Unsafe Food: Policy and Litigation (1 credit condensed course)
Week of November 14
This condensed course was designed and is taught by nationally recognized trial lawyer, Bill Marler, founding partner of the law firm of Marler Clark based in Seattle, Washington. It focuses on a study of actual cases of serious foodborne illness and the litigation brought on behalf of victims.

Sunday, July 3, 2011

Celebrating the Fayetteville Farmers Market


Northwest Arkansas is home to many farmers' markets, but none can top the very popular Fayetteville Farmers' Market on the town square.  This year, it's open from April 2nd - November 19th; on Saturdays from 7:00 a.m. to 2:00 p.m. and on Tuesdays & Thursdays from 7:00 a.m. - 1:00 p.m.

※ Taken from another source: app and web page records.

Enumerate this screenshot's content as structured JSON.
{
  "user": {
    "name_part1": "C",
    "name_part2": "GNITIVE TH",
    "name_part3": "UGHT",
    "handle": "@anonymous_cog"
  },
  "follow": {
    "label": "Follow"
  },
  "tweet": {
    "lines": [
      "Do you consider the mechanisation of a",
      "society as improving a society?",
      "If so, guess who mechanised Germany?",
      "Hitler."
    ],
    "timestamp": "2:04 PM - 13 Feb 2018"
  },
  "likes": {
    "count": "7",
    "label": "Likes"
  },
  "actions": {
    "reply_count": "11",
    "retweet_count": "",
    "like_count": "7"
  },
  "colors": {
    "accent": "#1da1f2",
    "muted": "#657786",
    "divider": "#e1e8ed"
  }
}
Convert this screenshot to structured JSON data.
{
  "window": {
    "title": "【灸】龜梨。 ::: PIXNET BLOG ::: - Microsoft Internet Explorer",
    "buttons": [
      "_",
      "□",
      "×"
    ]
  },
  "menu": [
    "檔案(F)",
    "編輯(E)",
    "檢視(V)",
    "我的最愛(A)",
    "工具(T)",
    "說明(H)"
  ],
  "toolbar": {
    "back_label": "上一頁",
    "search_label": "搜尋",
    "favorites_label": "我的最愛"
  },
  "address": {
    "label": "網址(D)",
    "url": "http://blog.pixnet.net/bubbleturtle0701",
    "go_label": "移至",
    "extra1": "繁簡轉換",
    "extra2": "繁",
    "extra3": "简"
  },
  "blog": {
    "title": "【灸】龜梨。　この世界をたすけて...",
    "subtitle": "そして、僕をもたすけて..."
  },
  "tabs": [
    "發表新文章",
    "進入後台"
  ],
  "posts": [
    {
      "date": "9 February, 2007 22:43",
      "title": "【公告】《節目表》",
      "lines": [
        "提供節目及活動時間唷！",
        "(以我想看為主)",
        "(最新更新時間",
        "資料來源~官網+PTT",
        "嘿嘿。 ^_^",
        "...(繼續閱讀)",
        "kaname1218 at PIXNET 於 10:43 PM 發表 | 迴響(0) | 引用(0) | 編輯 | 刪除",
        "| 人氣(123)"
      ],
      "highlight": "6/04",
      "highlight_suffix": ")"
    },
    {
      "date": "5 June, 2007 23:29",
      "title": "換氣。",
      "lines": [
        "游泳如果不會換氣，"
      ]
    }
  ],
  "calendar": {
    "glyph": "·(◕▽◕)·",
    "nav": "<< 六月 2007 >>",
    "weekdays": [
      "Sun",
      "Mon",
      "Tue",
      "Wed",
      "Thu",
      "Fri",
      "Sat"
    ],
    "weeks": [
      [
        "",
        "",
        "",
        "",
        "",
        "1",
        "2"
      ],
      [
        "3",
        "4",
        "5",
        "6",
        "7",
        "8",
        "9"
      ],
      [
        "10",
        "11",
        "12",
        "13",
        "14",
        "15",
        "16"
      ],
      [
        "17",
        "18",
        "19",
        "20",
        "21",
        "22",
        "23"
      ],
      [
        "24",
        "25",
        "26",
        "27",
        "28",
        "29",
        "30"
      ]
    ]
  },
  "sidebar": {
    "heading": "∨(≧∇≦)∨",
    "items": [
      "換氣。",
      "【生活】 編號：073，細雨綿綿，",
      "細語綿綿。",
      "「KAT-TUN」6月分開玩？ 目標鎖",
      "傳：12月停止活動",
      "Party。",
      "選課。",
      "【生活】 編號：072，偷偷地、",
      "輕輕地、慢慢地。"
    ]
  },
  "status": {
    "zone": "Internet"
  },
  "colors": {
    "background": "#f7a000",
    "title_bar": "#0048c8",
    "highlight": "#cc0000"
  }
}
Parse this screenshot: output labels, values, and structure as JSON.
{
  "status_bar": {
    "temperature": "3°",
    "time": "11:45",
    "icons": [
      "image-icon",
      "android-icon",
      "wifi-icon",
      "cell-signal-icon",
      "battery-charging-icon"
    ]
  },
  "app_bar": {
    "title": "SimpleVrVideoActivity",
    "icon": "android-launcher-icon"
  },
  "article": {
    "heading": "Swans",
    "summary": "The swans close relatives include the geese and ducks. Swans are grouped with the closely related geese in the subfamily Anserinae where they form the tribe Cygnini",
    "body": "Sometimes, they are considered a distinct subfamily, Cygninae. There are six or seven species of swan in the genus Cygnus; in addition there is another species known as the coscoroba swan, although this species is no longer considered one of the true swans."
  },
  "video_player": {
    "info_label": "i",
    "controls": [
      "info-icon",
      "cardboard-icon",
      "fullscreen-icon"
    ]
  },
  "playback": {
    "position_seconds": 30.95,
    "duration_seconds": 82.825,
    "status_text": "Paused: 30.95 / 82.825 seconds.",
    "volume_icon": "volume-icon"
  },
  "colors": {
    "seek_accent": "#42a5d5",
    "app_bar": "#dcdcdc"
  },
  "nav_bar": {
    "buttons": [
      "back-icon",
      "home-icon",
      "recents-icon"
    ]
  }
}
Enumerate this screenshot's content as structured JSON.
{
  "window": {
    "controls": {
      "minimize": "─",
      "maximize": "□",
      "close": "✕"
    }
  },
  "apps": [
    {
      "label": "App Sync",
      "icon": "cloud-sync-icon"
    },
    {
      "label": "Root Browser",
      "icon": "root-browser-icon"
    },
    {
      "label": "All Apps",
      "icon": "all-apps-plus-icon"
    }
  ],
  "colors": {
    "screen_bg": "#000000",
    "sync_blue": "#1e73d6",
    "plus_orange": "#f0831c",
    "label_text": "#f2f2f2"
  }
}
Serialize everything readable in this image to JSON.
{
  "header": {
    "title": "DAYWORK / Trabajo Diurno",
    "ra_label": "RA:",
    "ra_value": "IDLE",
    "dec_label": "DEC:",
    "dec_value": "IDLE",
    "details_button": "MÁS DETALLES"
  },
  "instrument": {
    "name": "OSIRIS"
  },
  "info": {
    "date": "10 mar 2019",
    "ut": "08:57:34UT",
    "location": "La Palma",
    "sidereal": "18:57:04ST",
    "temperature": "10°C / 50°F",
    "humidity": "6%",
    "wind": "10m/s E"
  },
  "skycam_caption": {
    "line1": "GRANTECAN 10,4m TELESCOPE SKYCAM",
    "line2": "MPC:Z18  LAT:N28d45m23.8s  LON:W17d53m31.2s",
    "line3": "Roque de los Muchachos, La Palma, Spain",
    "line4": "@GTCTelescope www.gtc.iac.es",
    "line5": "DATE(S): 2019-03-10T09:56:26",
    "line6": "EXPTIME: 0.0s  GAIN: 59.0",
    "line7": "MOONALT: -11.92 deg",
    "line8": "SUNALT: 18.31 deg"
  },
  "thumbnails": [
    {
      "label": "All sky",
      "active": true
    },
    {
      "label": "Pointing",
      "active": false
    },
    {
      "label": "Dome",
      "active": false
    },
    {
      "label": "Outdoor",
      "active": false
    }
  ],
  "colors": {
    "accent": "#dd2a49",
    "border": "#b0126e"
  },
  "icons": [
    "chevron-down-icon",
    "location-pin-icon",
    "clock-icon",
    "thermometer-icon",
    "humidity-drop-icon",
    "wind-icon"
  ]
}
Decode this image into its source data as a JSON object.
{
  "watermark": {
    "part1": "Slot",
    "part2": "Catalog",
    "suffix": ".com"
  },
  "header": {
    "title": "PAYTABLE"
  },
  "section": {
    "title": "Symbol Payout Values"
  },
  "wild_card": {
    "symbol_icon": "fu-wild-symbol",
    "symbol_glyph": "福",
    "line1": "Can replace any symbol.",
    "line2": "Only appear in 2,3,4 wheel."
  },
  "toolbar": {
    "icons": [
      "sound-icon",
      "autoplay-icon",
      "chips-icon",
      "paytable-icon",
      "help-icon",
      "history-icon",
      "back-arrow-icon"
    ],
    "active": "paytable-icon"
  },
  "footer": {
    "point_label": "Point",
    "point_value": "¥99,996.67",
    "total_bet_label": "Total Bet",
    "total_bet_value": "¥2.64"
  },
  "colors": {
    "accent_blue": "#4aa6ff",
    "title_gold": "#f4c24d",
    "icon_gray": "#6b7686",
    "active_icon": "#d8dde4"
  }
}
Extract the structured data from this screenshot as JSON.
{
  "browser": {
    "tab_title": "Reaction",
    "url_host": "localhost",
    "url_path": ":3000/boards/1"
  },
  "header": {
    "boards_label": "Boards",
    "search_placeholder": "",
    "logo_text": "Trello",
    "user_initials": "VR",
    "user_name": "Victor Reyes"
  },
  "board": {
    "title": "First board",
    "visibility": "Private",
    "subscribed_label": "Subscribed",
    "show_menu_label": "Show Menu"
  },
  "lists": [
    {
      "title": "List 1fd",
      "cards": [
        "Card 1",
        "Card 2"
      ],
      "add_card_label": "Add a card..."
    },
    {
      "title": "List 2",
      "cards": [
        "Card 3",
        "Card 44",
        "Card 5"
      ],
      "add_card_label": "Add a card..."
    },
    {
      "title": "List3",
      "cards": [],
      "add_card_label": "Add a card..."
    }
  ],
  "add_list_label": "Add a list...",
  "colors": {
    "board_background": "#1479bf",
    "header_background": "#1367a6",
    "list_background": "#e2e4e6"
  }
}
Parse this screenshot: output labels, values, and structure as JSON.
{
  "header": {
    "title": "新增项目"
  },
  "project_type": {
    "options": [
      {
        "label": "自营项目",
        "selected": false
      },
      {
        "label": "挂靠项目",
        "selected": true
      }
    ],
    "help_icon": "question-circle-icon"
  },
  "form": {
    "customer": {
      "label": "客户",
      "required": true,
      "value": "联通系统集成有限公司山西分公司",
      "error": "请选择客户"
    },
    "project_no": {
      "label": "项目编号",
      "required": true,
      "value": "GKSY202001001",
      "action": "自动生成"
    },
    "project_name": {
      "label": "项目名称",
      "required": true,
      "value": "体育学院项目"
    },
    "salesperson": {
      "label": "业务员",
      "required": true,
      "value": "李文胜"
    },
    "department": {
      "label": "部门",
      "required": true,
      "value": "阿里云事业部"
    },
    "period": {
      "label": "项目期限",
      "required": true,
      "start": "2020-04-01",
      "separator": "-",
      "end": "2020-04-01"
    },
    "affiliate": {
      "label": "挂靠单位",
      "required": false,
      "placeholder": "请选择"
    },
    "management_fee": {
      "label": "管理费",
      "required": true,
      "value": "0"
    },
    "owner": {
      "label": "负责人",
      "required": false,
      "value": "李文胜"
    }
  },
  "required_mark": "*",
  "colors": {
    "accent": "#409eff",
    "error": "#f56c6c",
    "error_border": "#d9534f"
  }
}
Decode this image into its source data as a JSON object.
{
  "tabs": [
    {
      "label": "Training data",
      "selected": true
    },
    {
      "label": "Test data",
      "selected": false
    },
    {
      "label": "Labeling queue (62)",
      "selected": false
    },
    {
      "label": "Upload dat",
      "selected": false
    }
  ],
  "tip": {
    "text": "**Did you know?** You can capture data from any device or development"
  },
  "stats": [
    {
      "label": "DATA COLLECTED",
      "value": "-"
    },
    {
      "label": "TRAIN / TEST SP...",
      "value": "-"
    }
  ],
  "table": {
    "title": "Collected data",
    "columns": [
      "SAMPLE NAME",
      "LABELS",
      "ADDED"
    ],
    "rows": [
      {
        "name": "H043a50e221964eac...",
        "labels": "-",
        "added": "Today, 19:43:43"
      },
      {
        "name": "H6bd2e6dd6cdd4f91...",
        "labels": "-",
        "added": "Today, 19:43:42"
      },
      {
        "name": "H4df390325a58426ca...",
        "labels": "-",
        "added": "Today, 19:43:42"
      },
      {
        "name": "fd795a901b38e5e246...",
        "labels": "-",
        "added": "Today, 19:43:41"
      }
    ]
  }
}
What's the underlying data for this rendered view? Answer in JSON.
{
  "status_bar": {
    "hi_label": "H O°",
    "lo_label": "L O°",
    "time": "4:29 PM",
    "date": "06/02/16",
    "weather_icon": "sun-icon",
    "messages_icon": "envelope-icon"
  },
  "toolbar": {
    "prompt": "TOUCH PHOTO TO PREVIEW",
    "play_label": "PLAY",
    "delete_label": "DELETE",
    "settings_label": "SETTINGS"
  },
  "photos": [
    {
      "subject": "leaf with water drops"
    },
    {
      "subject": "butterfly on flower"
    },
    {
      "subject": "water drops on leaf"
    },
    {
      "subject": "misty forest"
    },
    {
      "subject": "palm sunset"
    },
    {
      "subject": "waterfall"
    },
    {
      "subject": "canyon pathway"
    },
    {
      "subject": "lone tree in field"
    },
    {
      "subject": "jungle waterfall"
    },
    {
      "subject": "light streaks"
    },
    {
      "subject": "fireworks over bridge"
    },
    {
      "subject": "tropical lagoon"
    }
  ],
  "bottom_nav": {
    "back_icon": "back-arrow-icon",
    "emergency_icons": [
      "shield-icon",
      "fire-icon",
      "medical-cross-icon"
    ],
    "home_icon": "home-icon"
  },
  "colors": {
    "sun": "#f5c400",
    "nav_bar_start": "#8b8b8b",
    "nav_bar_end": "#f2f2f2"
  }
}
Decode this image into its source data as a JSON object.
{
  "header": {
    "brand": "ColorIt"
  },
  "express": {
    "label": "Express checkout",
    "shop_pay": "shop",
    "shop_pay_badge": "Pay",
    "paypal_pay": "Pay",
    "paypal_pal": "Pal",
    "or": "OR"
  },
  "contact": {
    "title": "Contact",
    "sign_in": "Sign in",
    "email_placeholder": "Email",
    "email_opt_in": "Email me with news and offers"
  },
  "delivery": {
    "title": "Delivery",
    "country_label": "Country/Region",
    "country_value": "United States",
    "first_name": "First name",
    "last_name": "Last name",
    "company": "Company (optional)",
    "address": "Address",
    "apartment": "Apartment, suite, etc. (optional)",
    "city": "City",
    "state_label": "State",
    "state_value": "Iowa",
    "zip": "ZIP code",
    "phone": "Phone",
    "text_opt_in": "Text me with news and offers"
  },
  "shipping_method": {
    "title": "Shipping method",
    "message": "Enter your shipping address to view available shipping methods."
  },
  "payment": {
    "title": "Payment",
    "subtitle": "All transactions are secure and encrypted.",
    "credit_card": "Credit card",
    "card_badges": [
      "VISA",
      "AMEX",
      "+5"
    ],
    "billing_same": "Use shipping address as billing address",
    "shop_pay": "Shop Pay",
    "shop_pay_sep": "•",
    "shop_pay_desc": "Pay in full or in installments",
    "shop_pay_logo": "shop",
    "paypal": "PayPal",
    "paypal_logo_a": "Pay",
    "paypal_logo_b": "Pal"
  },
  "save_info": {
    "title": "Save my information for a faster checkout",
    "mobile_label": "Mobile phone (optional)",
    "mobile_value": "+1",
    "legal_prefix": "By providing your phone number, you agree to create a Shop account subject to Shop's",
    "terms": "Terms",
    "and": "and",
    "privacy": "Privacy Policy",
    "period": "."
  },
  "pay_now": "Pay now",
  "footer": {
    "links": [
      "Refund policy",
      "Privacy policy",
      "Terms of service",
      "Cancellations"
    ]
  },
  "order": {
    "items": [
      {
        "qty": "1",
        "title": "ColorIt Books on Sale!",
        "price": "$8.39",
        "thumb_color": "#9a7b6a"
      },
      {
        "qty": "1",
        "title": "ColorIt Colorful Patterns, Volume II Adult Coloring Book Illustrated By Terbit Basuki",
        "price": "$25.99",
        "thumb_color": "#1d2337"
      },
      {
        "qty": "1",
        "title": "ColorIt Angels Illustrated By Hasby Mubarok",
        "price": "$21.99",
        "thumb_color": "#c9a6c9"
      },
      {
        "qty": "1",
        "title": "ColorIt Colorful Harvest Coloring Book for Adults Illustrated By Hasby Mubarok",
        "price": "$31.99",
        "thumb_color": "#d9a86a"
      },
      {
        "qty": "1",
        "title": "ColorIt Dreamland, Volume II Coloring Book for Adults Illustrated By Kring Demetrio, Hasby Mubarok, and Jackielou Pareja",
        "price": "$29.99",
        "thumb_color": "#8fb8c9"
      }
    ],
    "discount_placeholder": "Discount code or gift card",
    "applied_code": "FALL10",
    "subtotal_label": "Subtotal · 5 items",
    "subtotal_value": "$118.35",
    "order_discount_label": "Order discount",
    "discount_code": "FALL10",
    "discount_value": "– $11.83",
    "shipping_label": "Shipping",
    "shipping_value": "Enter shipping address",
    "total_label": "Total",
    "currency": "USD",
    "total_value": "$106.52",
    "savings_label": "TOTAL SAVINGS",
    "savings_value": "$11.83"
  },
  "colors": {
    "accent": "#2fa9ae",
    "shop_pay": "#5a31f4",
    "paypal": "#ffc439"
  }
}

I took the photo to the left yesterday. I happily purchased fresh blueberries, peaches, lettuce, cabbage, cucumbers, zucchini, arugula, summer squash, new potatoes, green beans, and a lovely potted lavender plant.
For the last 37 years, the downtown square market has offered the finest in locally produced vegetables, fruits, flowers, plants, meats, baked goods, honey, eggs, jams, crafts, and fine art from the 4 county area. . . .  [E]ach market day is a feast for the eyes, ears and palate, with a riot of color, aromas, and sounds. Known as the “Crown Jewel of Fayetteville,” the Saturday market is alive with street performers, tourists, and the residents of Northwest Arkansas visiting with over 60 vendors around the beautiful square gardens. 

For animal lovers, there is a special recent addition to the festivities. Fayetteville Animal Shelter volunteers walk dogs from the animal shelter, each wearing little "adopt me" vests - with many happy results!

A couple years ago when LL.M. alumnus, Andrew Hopper was with us, Andrew did a podcast of a trip to the market.  You can listen to it via the link on our About Northwest Arkansas on the LL.M. Program website.

We will be visiting the downtown Farmers Market and interviewing vendors as part of our orientation class for the new LL.M. candidates, An Introduction to the Law of Food & Agriculture taught by our good friend and distinguished Visiting Professor, Neil Hamilton.